  • What interactions does your customer undertake once they’ve decided and made a purchase?
  • What touchpoints happen between your brand and customer post-purchase, or inbetween purchases?
  • What funnels drive repeat customers to make repeat purchases?
  • What interactions and steps do repeat customers make before making a repeat purchase?

You get the idea!

After answering these questions for your customer experience – as it currently is – it’s time to identify touch point gaps. These are gaps in the journey where prospects and potential repeat customers ‘drop off’, due to lack of interaction and engagement with your brand. These gaps need to be filled, and in the case of an email journey, they should be filled with automated email campaigns.

What automated email campaigns should be part of your customer email journey?

Before getting into it, if your company has yet to take the marketing automation plunge, then let us convince you to do so. Using a marketing automation platform will enable your company to properly build out a customer email journey as a full, seamless, automated workflow. Without a marketing automation platform, your brand is going to find it very difficult to properly execute a customer email journey.

Now, let’s look at some examples of potential touch point gaps, which can be automated to prevent customer disengagement:

  • Abandoned cart / incomplete conversion campaigns
    • Has a potential customer made it clear through their behaviour that they intended on making a purchase that they ended up not completing? Create a campaign with details about the abandoned purchase, with an incentive to purchase (such as a discount). This email can trigger to send based on the behaviour ‘clicked link to visit product landing page, but did not convert’ or ‘added items to cart, but did not check out’.
  • Automated transactional emails
    • If your customer takes actions with your brand, keep their attention and engagement by automating relevant transactional campaigns which send to customers after specific actions. For example, a thank you for shopping with us email which sends an hour after a purchase is made. This ensures that transactions are not dead ends in your customer journey.
  • eNewsletters, company updates, informational digests
    • Keep your brand fresh in the minds of your customers by sending valuable updates and niche information in the form of newsletters, updates, and digests. These can be set up in advance and sent based on how long a customer has been part of your customer base mailing list. Or they can be sent fresh, in regular intervals.
  • Engagement reward campaigns
    • How do your customers know that your brand values them? By rewarding highly engaged customers, and repeat, loyal clients, you help to incentivise long term trust in your brand. Engagement reward campaigns are triggered to send to highly engaged contacts (or repeat customers) and usually incentivise ongoing engagement with special offers, VIP events, and more.
  • Re-engagement campaigns
    • As for those customers who’ve ‘dropped off’, they need loving too. By using an Engagement Scoring tool, you can isolate customers with low engagement rates. Automate campaigns to send to these disengaged customers, to try to get them back onto the engaged customer journey trajectory. Re-engagement campaigns may experiment with subject lines to improve open rates, high-value content to improve click throughs, and may give special offers to encourage repeat purchases. Find out what works for your disengaged customer base.

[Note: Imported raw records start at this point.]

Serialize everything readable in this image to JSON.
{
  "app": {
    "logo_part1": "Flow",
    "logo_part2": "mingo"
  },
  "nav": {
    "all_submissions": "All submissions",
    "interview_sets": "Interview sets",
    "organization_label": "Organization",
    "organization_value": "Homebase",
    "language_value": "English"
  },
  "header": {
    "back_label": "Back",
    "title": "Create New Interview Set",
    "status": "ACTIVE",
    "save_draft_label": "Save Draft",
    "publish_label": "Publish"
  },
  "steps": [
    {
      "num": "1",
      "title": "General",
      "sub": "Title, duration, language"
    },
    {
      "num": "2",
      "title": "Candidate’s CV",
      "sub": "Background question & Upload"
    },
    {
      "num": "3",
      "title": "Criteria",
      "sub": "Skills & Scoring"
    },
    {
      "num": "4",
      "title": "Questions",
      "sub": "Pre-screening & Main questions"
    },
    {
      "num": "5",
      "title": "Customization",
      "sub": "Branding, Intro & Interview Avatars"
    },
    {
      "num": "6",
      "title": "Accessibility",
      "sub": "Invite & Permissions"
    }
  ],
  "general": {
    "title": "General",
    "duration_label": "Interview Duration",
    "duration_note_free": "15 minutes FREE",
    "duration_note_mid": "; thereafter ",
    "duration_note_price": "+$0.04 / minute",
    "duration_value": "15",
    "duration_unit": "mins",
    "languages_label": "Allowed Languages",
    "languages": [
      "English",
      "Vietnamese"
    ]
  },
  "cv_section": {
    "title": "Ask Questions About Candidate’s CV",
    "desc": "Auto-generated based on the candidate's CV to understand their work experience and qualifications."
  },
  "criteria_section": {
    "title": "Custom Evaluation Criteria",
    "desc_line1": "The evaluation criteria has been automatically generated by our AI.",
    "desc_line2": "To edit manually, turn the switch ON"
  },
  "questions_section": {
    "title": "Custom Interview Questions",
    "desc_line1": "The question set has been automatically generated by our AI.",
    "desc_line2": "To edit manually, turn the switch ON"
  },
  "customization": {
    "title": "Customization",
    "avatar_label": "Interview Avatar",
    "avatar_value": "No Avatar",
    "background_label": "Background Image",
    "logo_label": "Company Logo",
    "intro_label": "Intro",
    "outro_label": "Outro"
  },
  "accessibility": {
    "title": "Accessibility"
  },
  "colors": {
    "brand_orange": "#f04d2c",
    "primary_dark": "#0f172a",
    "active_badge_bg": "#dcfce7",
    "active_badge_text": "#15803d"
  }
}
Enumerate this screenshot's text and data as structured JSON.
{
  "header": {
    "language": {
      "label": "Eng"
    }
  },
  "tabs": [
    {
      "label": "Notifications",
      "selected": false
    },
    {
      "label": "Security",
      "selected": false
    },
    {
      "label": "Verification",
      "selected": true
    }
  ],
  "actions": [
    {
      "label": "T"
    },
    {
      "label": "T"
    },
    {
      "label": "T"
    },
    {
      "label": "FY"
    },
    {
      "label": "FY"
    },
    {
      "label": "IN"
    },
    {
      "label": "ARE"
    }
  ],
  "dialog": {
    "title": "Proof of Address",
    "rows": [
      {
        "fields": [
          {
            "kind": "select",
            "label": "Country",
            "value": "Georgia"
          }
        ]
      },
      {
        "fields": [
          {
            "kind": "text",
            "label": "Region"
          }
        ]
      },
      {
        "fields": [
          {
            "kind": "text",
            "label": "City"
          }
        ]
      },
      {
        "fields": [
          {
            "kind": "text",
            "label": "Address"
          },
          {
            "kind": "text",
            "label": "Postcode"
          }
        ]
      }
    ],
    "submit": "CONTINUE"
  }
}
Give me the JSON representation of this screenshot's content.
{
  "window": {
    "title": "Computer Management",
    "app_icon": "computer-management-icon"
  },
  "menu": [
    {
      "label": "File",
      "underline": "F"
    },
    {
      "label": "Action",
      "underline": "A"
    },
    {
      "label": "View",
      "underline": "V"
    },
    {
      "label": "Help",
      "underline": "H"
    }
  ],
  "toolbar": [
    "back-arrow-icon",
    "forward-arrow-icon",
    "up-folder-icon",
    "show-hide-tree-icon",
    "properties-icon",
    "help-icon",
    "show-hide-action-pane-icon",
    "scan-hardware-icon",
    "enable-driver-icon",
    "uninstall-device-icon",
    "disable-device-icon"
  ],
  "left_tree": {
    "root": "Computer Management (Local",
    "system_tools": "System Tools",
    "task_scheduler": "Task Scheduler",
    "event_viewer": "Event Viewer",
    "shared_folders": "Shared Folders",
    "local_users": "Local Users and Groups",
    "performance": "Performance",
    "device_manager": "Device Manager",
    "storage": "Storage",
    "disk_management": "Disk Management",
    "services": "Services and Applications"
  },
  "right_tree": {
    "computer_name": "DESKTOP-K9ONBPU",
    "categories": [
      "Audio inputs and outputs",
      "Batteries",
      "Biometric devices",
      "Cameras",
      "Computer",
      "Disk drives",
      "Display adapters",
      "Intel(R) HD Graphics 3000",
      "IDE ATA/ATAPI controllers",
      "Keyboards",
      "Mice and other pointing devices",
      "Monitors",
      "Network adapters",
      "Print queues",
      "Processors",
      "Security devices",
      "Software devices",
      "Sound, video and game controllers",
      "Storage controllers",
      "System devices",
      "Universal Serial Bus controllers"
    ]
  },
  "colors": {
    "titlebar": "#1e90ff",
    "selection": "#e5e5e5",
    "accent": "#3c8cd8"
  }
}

There’s an art and science to designing successful, seamless customer email journeys.

The science involved is all about the research done to properly understand the customer and their experience, whilst the art is about thinking up creative ways to improve and automate touch points.

Whether you love crunching numbers, or you’re more of an intuitive marketer who loves to think outside of the box, mapping and designing a customer email journey can be rewarding. Most of all, a well designed customer email journey is rewarding for your customers; ensuring that they stay happy, trusting, warm, and ready to engage.

Want to design, build, and automate your customer email journey with ease and expertise? Get in contact with the experts at Swift Digital, or give us a call on 02 9929 7001.